**What this task involves**
Where does the string "text" appear in the records? Copy each line that holds it.

┄┄┄┄┄┄

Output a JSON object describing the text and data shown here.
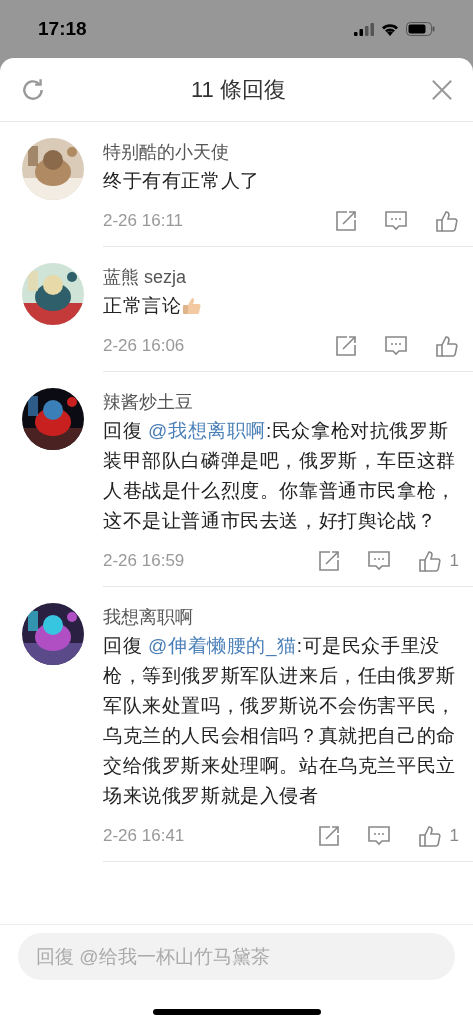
{
  "status_bar": {
    "time": "17:18"
  },
  "header": {
    "title": "11 條回復"
  },
  "comments": [
    {
      "author": "特别酷的小天使",
      "body": {
        "text": "终于有有正常人了"
      },
      "time": "2-26 16:11"
    },
    {
      "author": "蓝熊 sezja",
      "body": {
        "text": "正常言论",
        "thumbs_up_emoji": true
      },
      "time": "2-26 16:06"
    },
    {
      "author": "辣酱炒土豆",
      "body": {
        "prefix": "回復",
        "mention": "@我想离职啊",
        "text": ":民众拿枪对抗俄罗斯装甲部队白磷弹是吧，俄罗斯，车臣这群人巷战是什么烈度。你靠普通市民拿枪，这不是让普通市民去送，好打舆论战？"
      },
      "time": "2-26 16:59",
      "likes": "1"
    },
    {
      "author": "我想离职啊",
      "body": {
        "prefix": "回復",
        "mention": "@伸着懒腰的_猫",
        "text": ":可是民众手里没枪，等到俄罗斯军队进来后，任由俄罗斯军队来处置吗，俄罗斯说不会伤害平民，乌克兰的人民会相信吗？真就把自己的命交给俄罗斯来处理啊。站在乌克兰平民立场来说俄罗斯就是入侵者"
      },
      "time": "2-26 16:41",
      "likes": "1"
    }
  ],
  "reply_field": {
    "placeholder": "回復 @给我一杯山竹马黛茶"
  }
}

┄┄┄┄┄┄

**Reply**
Output a JSON object describing the text and data shown here.
        "text": "终于有有正常人了"
        "text": "正常言论",
        "text": ":民众拿枪对抗俄罗斯装甲部队白磷弹是吧，俄罗斯，车臣这群人巷战是什么烈度。你靠普通市民拿枪，这不是让普通市民去送，好打舆论战？"
        "text": ":可是民众手里没枪，等到俄罗斯军队进来后，任由俄罗斯军队来处置吗，俄罗斯说不会伤害平民，乌克兰的人民会相信吗？真就把自己的命交给俄罗斯来处理啊。站在乌克兰平民立场来说俄罗斯就是入侵者"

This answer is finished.